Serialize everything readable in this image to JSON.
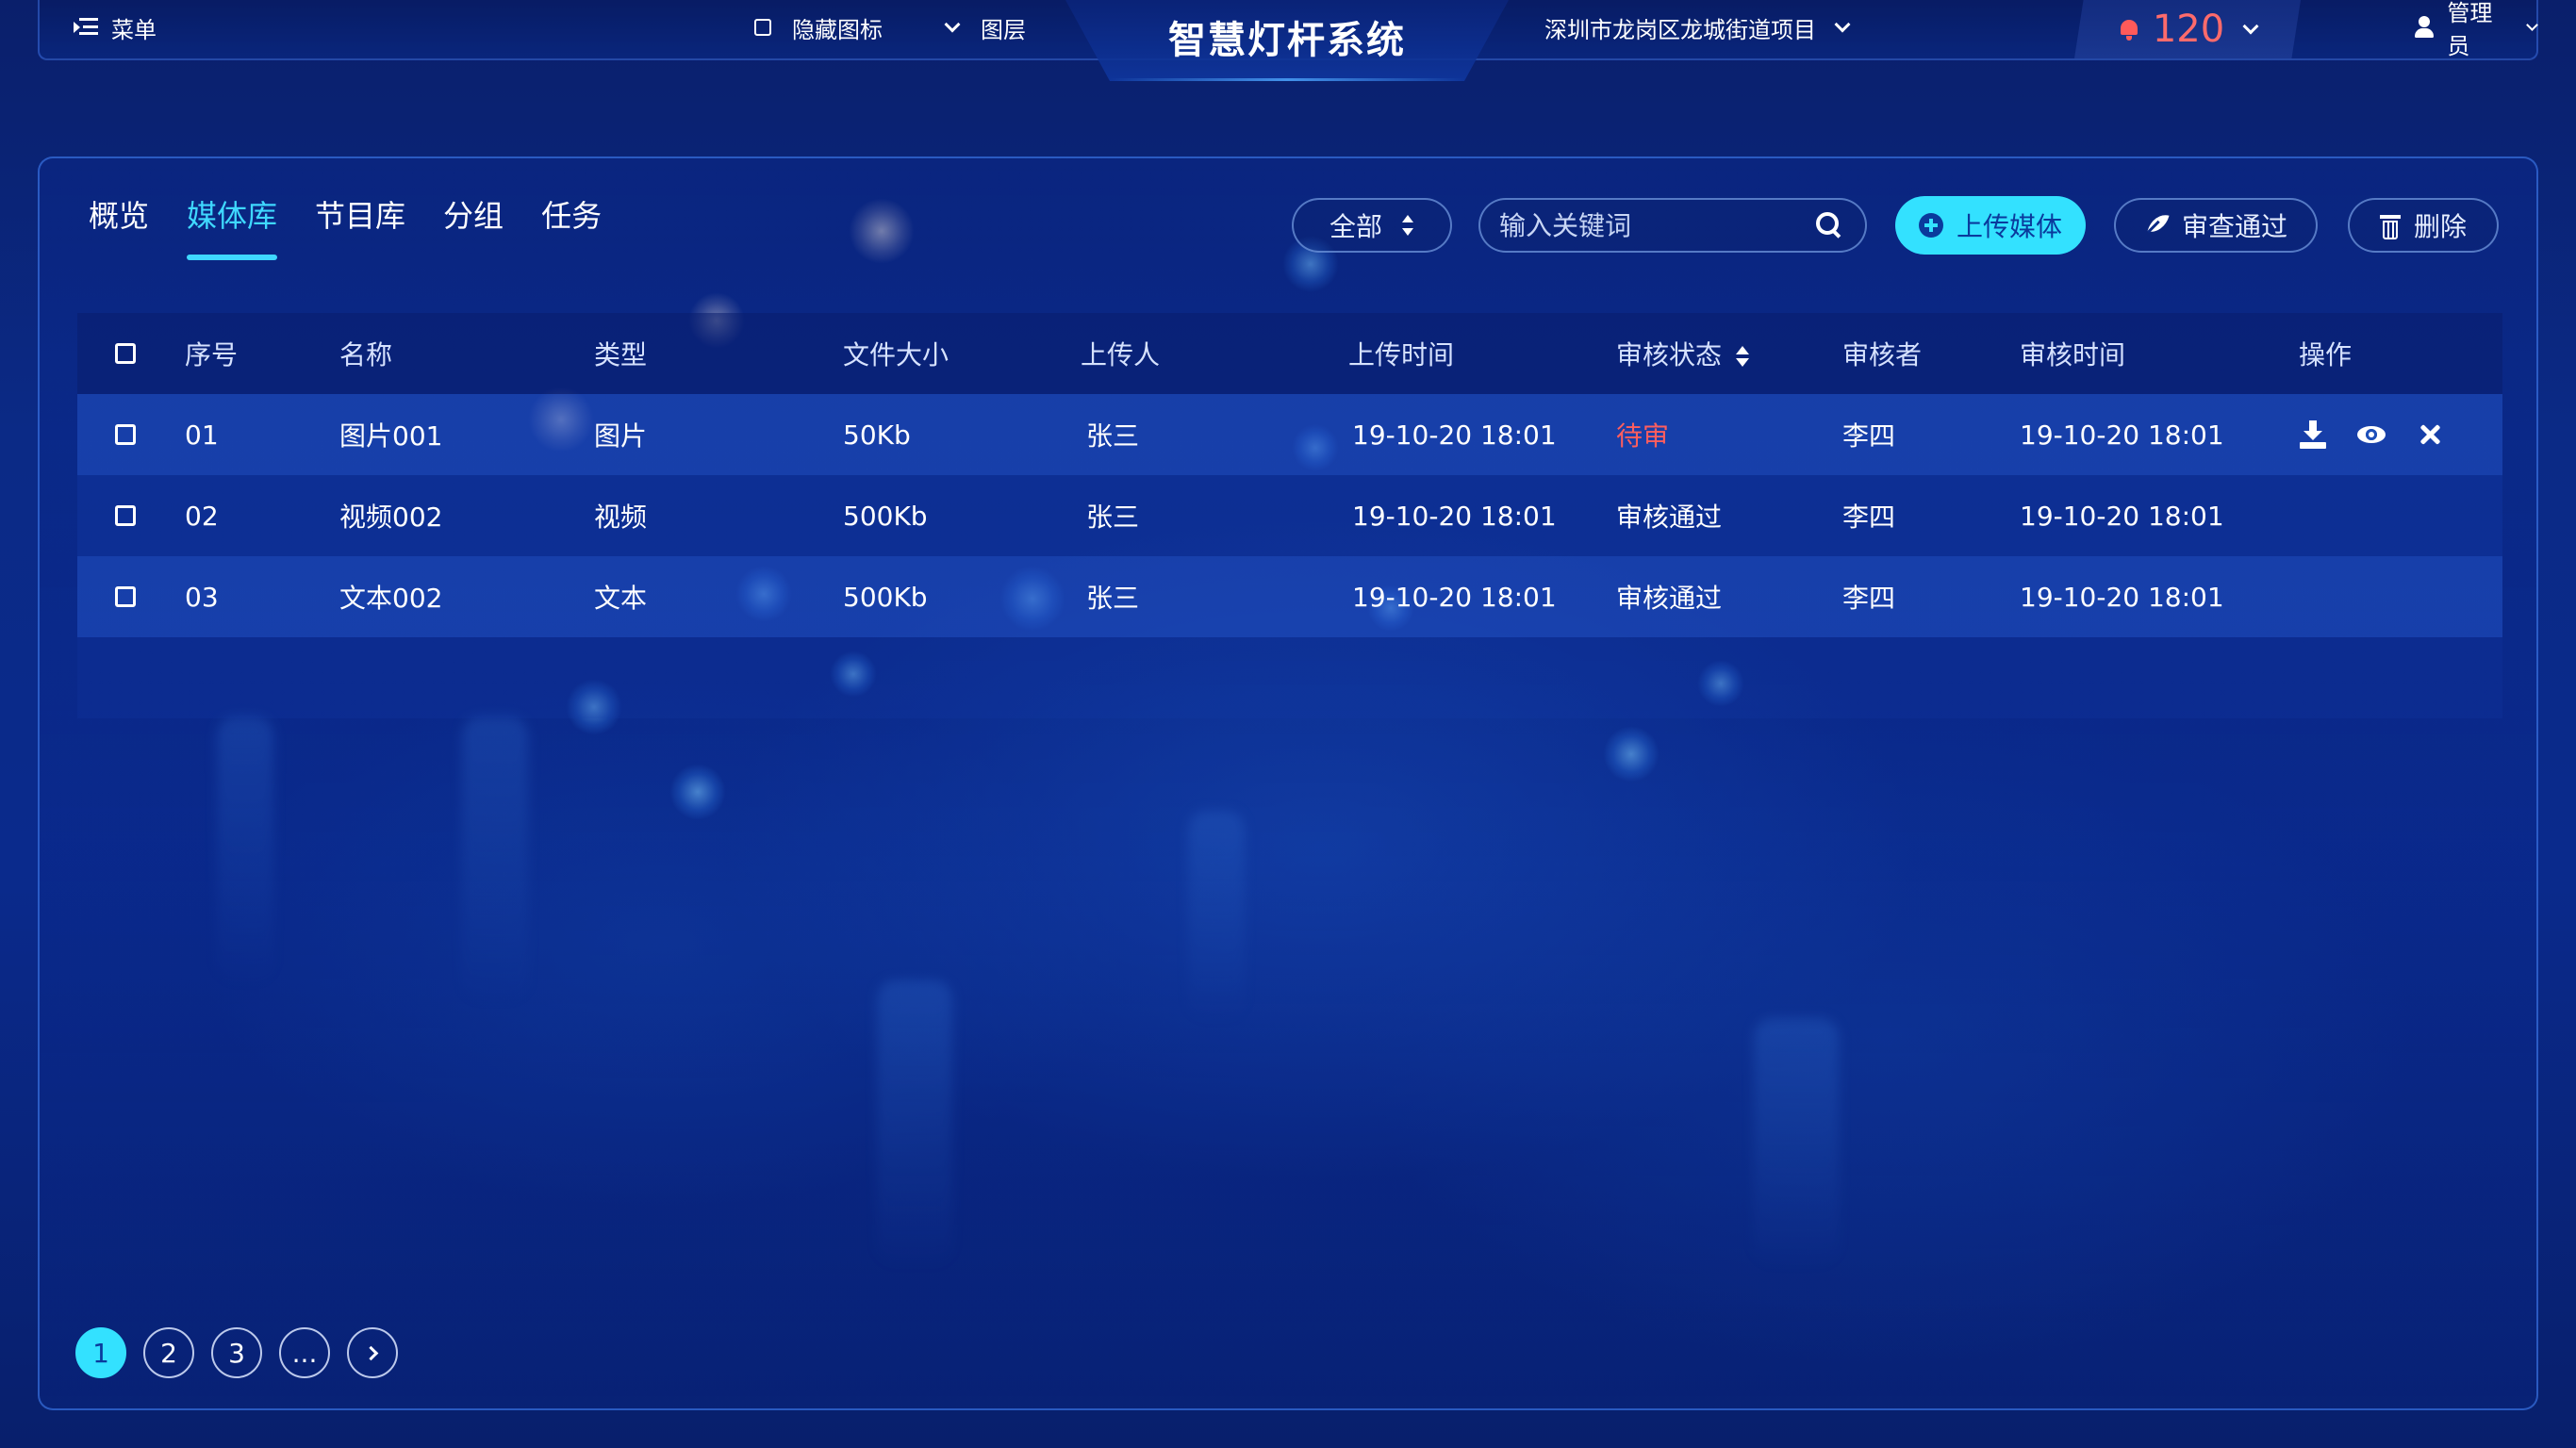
{
  "topbar": {
    "menu_label": "菜单",
    "hide_icons_label": "隐藏图标",
    "layers_label": "图层",
    "app_title": "智慧灯杆系统",
    "project_label": "深圳市龙岗区龙城街道项目",
    "alert_count": "120",
    "user_label": "管理员"
  },
  "tabs": [
    {
      "label": "概览",
      "active": false
    },
    {
      "label": "媒体库",
      "active": true
    },
    {
      "label": "节目库",
      "active": false
    },
    {
      "label": "分组",
      "active": false
    },
    {
      "label": "任务",
      "active": false
    }
  ],
  "toolbar": {
    "filter_value": "全部",
    "search_placeholder": "输入关键词",
    "upload_label": "上传媒体",
    "approve_label": "审查通过",
    "delete_label": "删除"
  },
  "table": {
    "headers": {
      "no": "序号",
      "name": "名称",
      "type": "类型",
      "size": "文件大小",
      "uploader": "上传人",
      "upload_time": "上传时间",
      "status": "审核状态",
      "reviewer": "审核者",
      "review_time": "审核时间",
      "ops": "操作"
    },
    "rows": [
      {
        "no": "01",
        "name": "图片001",
        "type": "图片",
        "size": "50Kb",
        "uploader": "张三",
        "upload_time": "19-10-20 18:01",
        "status": "待审",
        "reviewer": "李四",
        "review_time": "19-10-20 18:01"
      },
      {
        "no": "02",
        "name": "视频002",
        "type": "视频",
        "size": "500Kb",
        "uploader": "张三",
        "upload_time": "19-10-20 18:01",
        "status": "审核通过",
        "reviewer": "李四",
        "review_time": "19-10-20 18:01"
      },
      {
        "no": "03",
        "name": "文本002",
        "type": "文本",
        "size": "500Kb",
        "uploader": "张三",
        "upload_time": "19-10-20 18:01",
        "status": "审核通过",
        "reviewer": "李四",
        "review_time": "19-10-20 18:01"
      }
    ]
  },
  "pagination": {
    "pages": [
      "1",
      "2",
      "3",
      "..."
    ],
    "current": "1"
  },
  "colors": {
    "accent": "#33e1ff",
    "pending": "#ff5e5e",
    "alert": "#ff6b6b",
    "background": "#0b2a86"
  }
}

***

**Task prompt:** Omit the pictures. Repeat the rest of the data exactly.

**Finished exercise:**
Serialize everything readable in this image to JSON.
{
  "topbar": {
    "menu_label": "菜单",
    "hide_icons_label": "隐藏图标",
    "layers_label": "图层",
    "app_title": "智慧灯杆系统",
    "project_label": "深圳市龙岗区龙城街道项目",
    "alert_count": "120",
    "user_label": "管理员"
  },
  "tabs": [
    {
      "label": "概览",
      "active": false
    },
    {
      "label": "媒体库",
      "active": true
    },
    {
      "label": "节目库",
      "active": false
    },
    {
      "label": "分组",
      "active": false
    },
    {
      "label": "任务",
      "active": false
    }
  ],
  "toolbar": {
    "filter_value": "全部",
    "search_placeholder": "输入关键词",
    "upload_label": "上传媒体",
    "approve_label": "审查通过",
    "delete_label": "删除"
  },
  "table": {
    "headers": {
      "no": "序号",
      "name": "名称",
      "type": "类型",
      "size": "文件大小",
      "uploader": "上传人",
      "upload_time": "上传时间",
      "status": "审核状态",
      "reviewer": "审核者",
      "review_time": "审核时间",
      "ops": "操作"
    },
    "rows": [
      {
        "no": "01",
        "name": "图片001",
        "type": "图片",
        "size": "50Kb",
        "uploader": "张三",
        "upload_time": "19-10-20 18:01",
        "status": "待审",
        "reviewer": "李四",
        "review_time": "19-10-20 18:01"
      },
      {
        "no": "02",
        "name": "视频002",
        "type": "视频",
        "size": "500Kb",
        "uploader": "张三",
        "upload_time": "19-10-20 18:01",
        "status": "审核通过",
        "reviewer": "李四",
        "review_time": "19-10-20 18:01"
      },
      {
        "no": "03",
        "name": "文本002",
        "type": "文本",
        "size": "500Kb",
        "uploader": "张三",
        "upload_time": "19-10-20 18:01",
        "status": "审核通过",
        "reviewer": "李四",
        "review_time": "19-10-20 18:01"
      }
    ]
  },
  "pagination": {
    "pages": [
      "1",
      "2",
      "3",
      "..."
    ],
    "current": "1"
  },
  "colors": {
    "accent": "#33e1ff",
    "pending": "#ff5e5e",
    "alert": "#ff6b6b",
    "background": "#0b2a86"
  }
}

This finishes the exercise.